Have you ever mentioned a problem to an unbeliever and they look at you aghast as though you, a Christian, should be living a life free of trouble, pain, and/or difficulty? It is a sadly common misconception that Christians can and should live completely perfect lives.

Be to me a rock of refuge,
to which I may continually come.

Psalm 71:3 (ESV)

Note that David doesn’t say that he stays at the rock of refuge, but that he continually comes to it. Again and again. He didn’t run to the rock once and then everything was good from there. If you’ve read through David’s history, you know that he was plagued with trouble, both of his own making and of those conspiring against him.

But I will hope continually
and will praise you yet more and more.

Psalm 71:14 (ESV)

If God only saved you once, how much would you praise Him? If He saves you again and again, how much more will you praise Him?

You who have made me see many troubles and calamities
will revive me again;
from the depths of the earth
you will bring me up again.
You will increase my greatness
and comfort me again.

Psalm 71:20-21

Again and again and again. David saw more trials and tribulations than any one man should, yet God saw fit to bring Jesus out of David’s lineage. If believers were meant to live perfect lives, don’t you think God would have done something for David? Instead, David’s faith was continually increased and each time trials came, he turned to God. God gave him increase in every area of his life.

The issue is not whether or not we will experience difficulties, but rather what we do when they come. Do we wallow in self pity or stand up and proclaim that God is greater than our circumstance and He is always well-able to see us through?

Daily Bible reading: Psalm 70-72; Romans 4

Joy!

Count it all joy, my brothers, when you meet trials of various kinds.

James 1:2 (ESV)

Joy? Really? I’m supposed to have joy in trials?

I will readily admit that joy is not usually my go-to response to a difficult situation.

But what is joy? Joy is not equal to happy. Let’s set that one straight.

HAPPY: lucky, fortunate, successful, prosperous, having secure possession of good.

So if joy isn’t happy, what is it?

JOY: a delight of the mind, from the consideration of the present or assured approaching possession of good. To rejoice; to be glad; to exult.

In Acts, Paul and Barnabas stirred up a bit of a ruckus. They had spent several weeks preaching the Good News of Jesus and people were responding. Of course, the leaders of the city would have none of this and they stirred up people against the boys. Paul and Barnabas left the city, shook the dust off their feet and moved on.

And the disciples were filled with joy and with the Holy Spirit.

Acts 13:52 (ESV)

Were they happy that they got kicked out of a city where the population was responding to their message? I doubt it. Yet they still had joy because they still had a purpose and they still had the Holy Spirit. The leaders in the city couldn’t take that away.

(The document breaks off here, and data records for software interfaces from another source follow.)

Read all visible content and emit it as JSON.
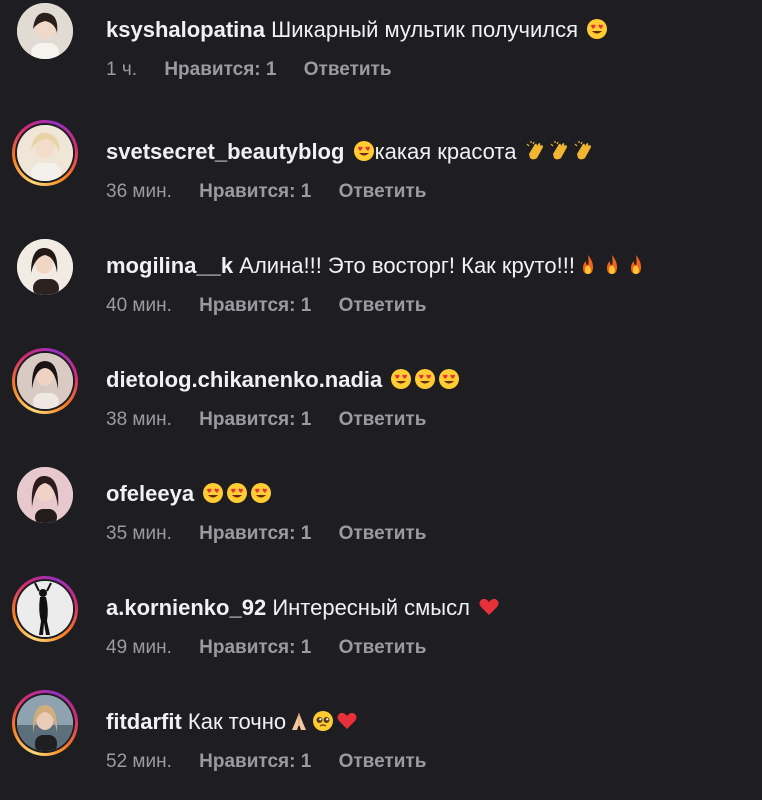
{
  "comments": [
    {
      "username": "ksyshalopatina",
      "text": "Шикарный мультик получился ",
      "emoji": [
        "heart-eyes"
      ],
      "time": "1 ч.",
      "likes": "Нравится: 1",
      "reply": "Ответить",
      "story": false,
      "avatar_bg": "#d9d2cc"
    },
    {
      "username": "svetsecret_beautyblog",
      "text": "",
      "text_after": "какая красота ",
      "emoji_before": [
        "heart-eyes"
      ],
      "emoji": [
        "clap",
        "clap",
        "clap"
      ],
      "time": "36 мин.",
      "likes": "Нравится: 1",
      "reply": "Ответить",
      "story": true,
      "avatar_bg": "#e8dccd"
    },
    {
      "username": "mogilina__k",
      "text": "Алина!!! Это восторг! Как круто!!!",
      "emoji": [
        "fire",
        "fire",
        "fire"
      ],
      "time": "40 мин.",
      "likes": "Нравится: 1",
      "reply": "Ответить",
      "story": false,
      "avatar_bg": "#ece4dc"
    },
    {
      "username": "dietolog.chikanenko.nadia",
      "text": "",
      "emoji": [
        "heart-eyes",
        "heart-eyes",
        "heart-eyes"
      ],
      "time": "38 мин.",
      "likes": "Нравится: 1",
      "reply": "Ответить",
      "story": true,
      "avatar_bg": "#d8c7c0"
    },
    {
      "username": "ofeleeya",
      "text": "",
      "emoji": [
        "heart-eyes",
        "heart-eyes",
        "heart-eyes"
      ],
      "time": "35 мин.",
      "likes": "Нравится: 1",
      "reply": "Ответить",
      "story": false,
      "avatar_bg": "#e0c4c8"
    },
    {
      "username": "a.kornienko_92",
      "text": "Интересный смысл ",
      "emoji": [
        "red-heart"
      ],
      "time": "49 мин.",
      "likes": "Нравится: 1",
      "reply": "Ответить",
      "story": true,
      "avatar_bg": "#e6e6e6"
    },
    {
      "username": "fitdarfit",
      "text": "Как точно",
      "emoji": [
        "folded-hands",
        "pleading-face",
        "red-heart"
      ],
      "time": "52 мин.",
      "likes": "Нравится: 1",
      "reply": "Ответить",
      "story": true,
      "avatar_bg": "#8fa2b0"
    }
  ],
  "colors": {
    "background": "#1e1e22",
    "text": "#f1f1f3",
    "meta": "#9a9aa0"
  }
}
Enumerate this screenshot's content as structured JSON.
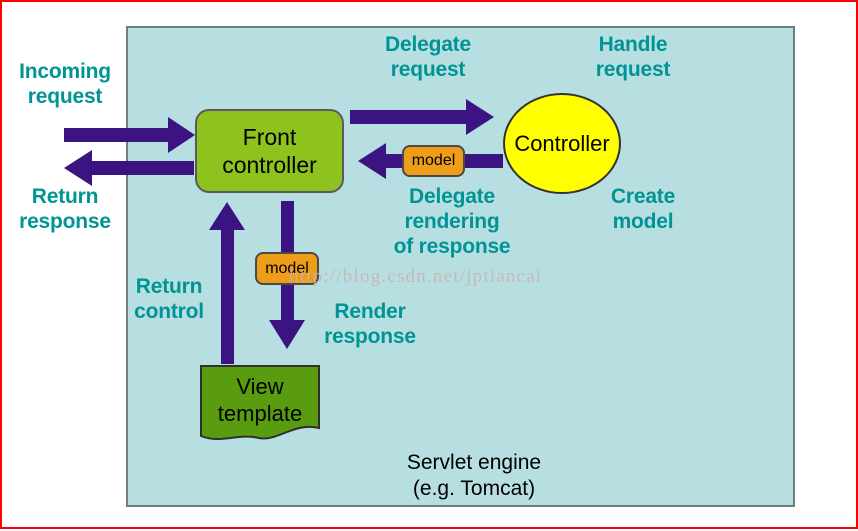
{
  "figure": {
    "title": "MVC front controller request flow inside a servlet engine",
    "colors": {
      "panel_background": "#b7dfe2",
      "panel_border": "#6e7f84",
      "image_border": "#ff0000",
      "label_teal": "#009494",
      "arrow_purple": "#3b1482",
      "front_controller_green": "#8dc21f",
      "view_template_green": "#5a9c10",
      "controller_yellow": "#ffff00",
      "model_orange": "#ee9d18",
      "watermark": "#c9b3b0"
    }
  },
  "panel": {
    "name": "Servlet engine",
    "caption": "Servlet engine\n(e.g. Tomcat)"
  },
  "nodes": {
    "front_controller": {
      "label": "Front\ncontroller"
    },
    "controller": {
      "label": "Controller"
    },
    "view_template": {
      "label": "View\ntemplate"
    },
    "model_right": {
      "label": "model"
    },
    "model_down": {
      "label": "model"
    }
  },
  "labels": {
    "incoming_request": "Incoming\nrequest",
    "return_response": "Return\nresponse",
    "delegate_request": "Delegate\nrequest",
    "handle_request": "Handle\nrequest",
    "delegate_rendering": "Delegate\nrendering\nof response",
    "create_model": "Create\nmodel",
    "return_control": "Return\ncontrol",
    "render_response": "Render\nresponse"
  },
  "watermark": {
    "text": "http://blog.csdn.net/jptiancai"
  }
}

The next time you face trials and difficulties, try to separate your happiness from your joy. Happiness comes and goes, by joy comes from the Lord.

Daily Bible reading: Job 33-34, Acts 13:24-52